By Chris Pearson, President, 5G Americas
Mobile networks are on the cusp of riding a tsunami of data, which will be exploding as more 5G networks are deployed throughout the Americas and the world. The latest 5G Americas white paper Management, Orchestration, and Automation, provides an interesting view into what networks can be doing to organize themselves to manage the deluge of data.
Mobile technologies continue to connect more people and things than ever before. In my last viewpoint article, I mentioned that Cisco predicts there will be 77 exabytes of data traversing the world’s networks by 2022, which is a 46% compounded annual growth rate from 2017. In 2017, there were five billion mobile users worldwide, but over the next five years, that number will increase by half a billion to 5.7 billion users, which represents about 71 percent of the global population.
By 2022, there will be more than 12 billion mobile-ready devices and IoT connections (up from about nine billion mobile-ready devices and IoT connections in 2017). By 2022, mobile networks will support more than eight billion personal mobile devices and four billion IoT connections.
Now up through our current state of LTE, it has been simply okay for network operators to just provide access to data – just build it and people will use it. However, with the advent of 5G networks, network operators will have a much greater degree of variability in the throughput, coverage, and latency which can be individually tailored to a customer’s need. New 5G services and use cases will require different performance characteristics provided in real time by the network. It’s as if the toolbox has suddenly exploded and 5G now has tools which can solve problems which never could’ve been solved before.
This ability to custom tailor a user experience is what technologies like Network Slicing are meant to provide. Each of these layers of the network must understand exactly what resources are needed, when, where, and by whom. In the new age of 5G, it becomes critical to understand just how a user will be using the network and what they expect from it – whether it’s a drone operator, an autonomous car, or a VR headset-wearing gamer on their 16th straight hour of a Fortnite VR binge session.
To successfully provide the user with the exact level of service they need in real time, network operators are considering adopting a ‘Service Centric’ approach to their delivery – very similar to other ‘aaS’ models like SaaS (Software-as-a-Service) or PaaS (Platform-as-a-Service), this is really about NaaS (Network-as-a-Service). This type of approach requires a considerable amount of management and orchestration, with the stakes very high for operators who can deliver this to customers, particularly those in the enterprise. Indeed, according to a 2018 report by TM Forum, up to 72 percent of 5G revenue growth is dependent on the transformation of operational and business support systems (OSS/BSS).
Early approaches to service-centric networking have focused on the digital transformation of networks using cloud-based principles. For the wireless sector, this has meant software-defined networking (SDN) and network function virtualization (NFV), which create a separation between the control and user planes of the network. This has allowed for interesting opportunities with applications that operate in the hyperscale cloud – for instance, allowing Uber to connect drivers and passengers together with sophisticated routing and pricing algorithms. Early adopters of NFV and SDN have seen some economic benefits across their networks.
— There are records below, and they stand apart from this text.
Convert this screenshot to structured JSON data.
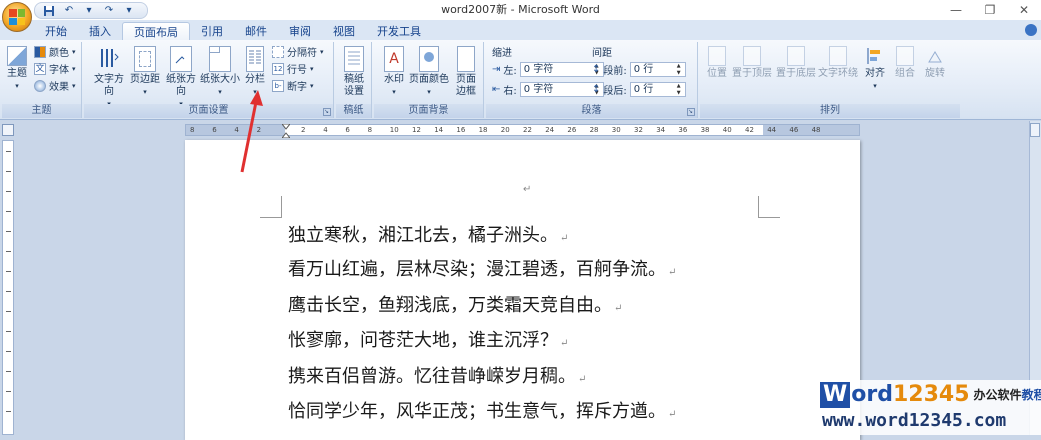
{
  "window": {
    "title": "word2007新 - Microsoft Word",
    "minimize": "—",
    "restore": "❐",
    "close": "✕"
  },
  "qat": {
    "save_icon": "save-icon",
    "undo_label": "↶",
    "undo_more": "▾",
    "redo_label": "↷",
    "customize": "▾"
  },
  "tabs": [
    "开始",
    "插入",
    "页面布局",
    "引用",
    "邮件",
    "审阅",
    "视图",
    "开发工具"
  ],
  "active_tab": "页面布局",
  "ribbon": {
    "theme_group": {
      "label": "主题",
      "theme_button": "主题",
      "colors": "颜色",
      "fonts": "字体",
      "effects": "效果"
    },
    "page_setup_group": {
      "label": "页面设置",
      "text_direction": "文字方向",
      "margins": "页边距",
      "orientation": "纸张方向",
      "size": "纸张大小",
      "columns": "分栏",
      "breaks": "分隔符",
      "line_numbers": "行号",
      "hyphenation": "断字"
    },
    "manuscript_group": {
      "label": "稿纸",
      "button": "稿纸设置"
    },
    "page_background_group": {
      "label": "页面背景",
      "watermark": "水印",
      "page_color": "页面颜色",
      "page_borders": "页面边框"
    },
    "paragraph_group": {
      "label": "段落",
      "indent_title": "缩进",
      "spacing_title": "间距",
      "indent_left_label": "左:",
      "indent_left_value": "0 字符",
      "indent_right_label": "右:",
      "indent_right_value": "0 字符",
      "spacing_before_label": "段前:",
      "spacing_before_value": "0 行",
      "spacing_after_label": "段后:",
      "spacing_after_value": "0 行"
    },
    "arrange_group": {
      "label": "排列",
      "position": "位置",
      "bring_front": "置于顶层",
      "send_back": "置于底层",
      "text_wrap": "文字环绕",
      "align": "对齐",
      "group": "组合",
      "rotate": "旋转"
    }
  },
  "ruler_ticks": [
    "8",
    "6",
    "4",
    "2",
    "",
    "2",
    "4",
    "6",
    "8",
    "10",
    "12",
    "14",
    "16",
    "18",
    "20",
    "22",
    "24",
    "26",
    "28",
    "30",
    "32",
    "34",
    "36",
    "38",
    "40",
    "42",
    "44",
    "46",
    "48"
  ],
  "document": {
    "lines": [
      "独立寒秋，湘江北去，橘子洲头。",
      "看万山红遍，层林尽染；漫江碧透，百舸争流。",
      "鹰击长空，鱼翔浅底，万类霜天竞自由。",
      "怅寥廓，问苍茫大地，谁主沉浮？",
      "携来百侣曾游。忆往昔峥嵘岁月稠。",
      "恰同学少年，风华正茂；书生意气，挥斥方遒。"
    ],
    "paragraph_mark": "↵"
  },
  "watermark": {
    "w": "W",
    "ord": "ord",
    "num": "12345",
    "cn1": "办公软件",
    "cn2": "教程",
    "url": "www.word12345.com"
  },
  "colors": {
    "accent": "#1f4fa6",
    "arrow": "#e03030",
    "tab_text": "#15428b"
  }
}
Of course, in our age of modern networks, cloud principles like containerization and micro-services aren’t the only thing sweeping across the landscape. Artificial Intelligence (AI) and Machine Learning (ML) also have their role in re-shaping 5G networks, particularly in areas involving data analytics, predictive maintenance, fraud detection, and automation of business and operations processes.
In a fully integrated network model, intelligence would be embedded across all lines of a network operator’s business, from customer care, to billing, order management, alongside all the network and device management functions and applications. Intelligent automation would sit on top of each of these functions, providing precise real-time, dynamic, and adaptive adjustments along every stretch of the enterprise. An intelligent network would learn from the traffic passing through it, becoming smarter, more predictive, and self-organizing over time.
Now I’m no seer. I don’t know what time frame we’re looking at for a full adoption of this level of intelligent automation. Different network operators will manage this according to their own timetables, resources and business strategy. However, the arc of digital transformation is reasonably clear and the benefits are too profound to ignore.
The days of the ‘dumb pipe’ are clearly behind us. Operators are smart! With 5G, the days ahead will lie squarely with those who know their customers best.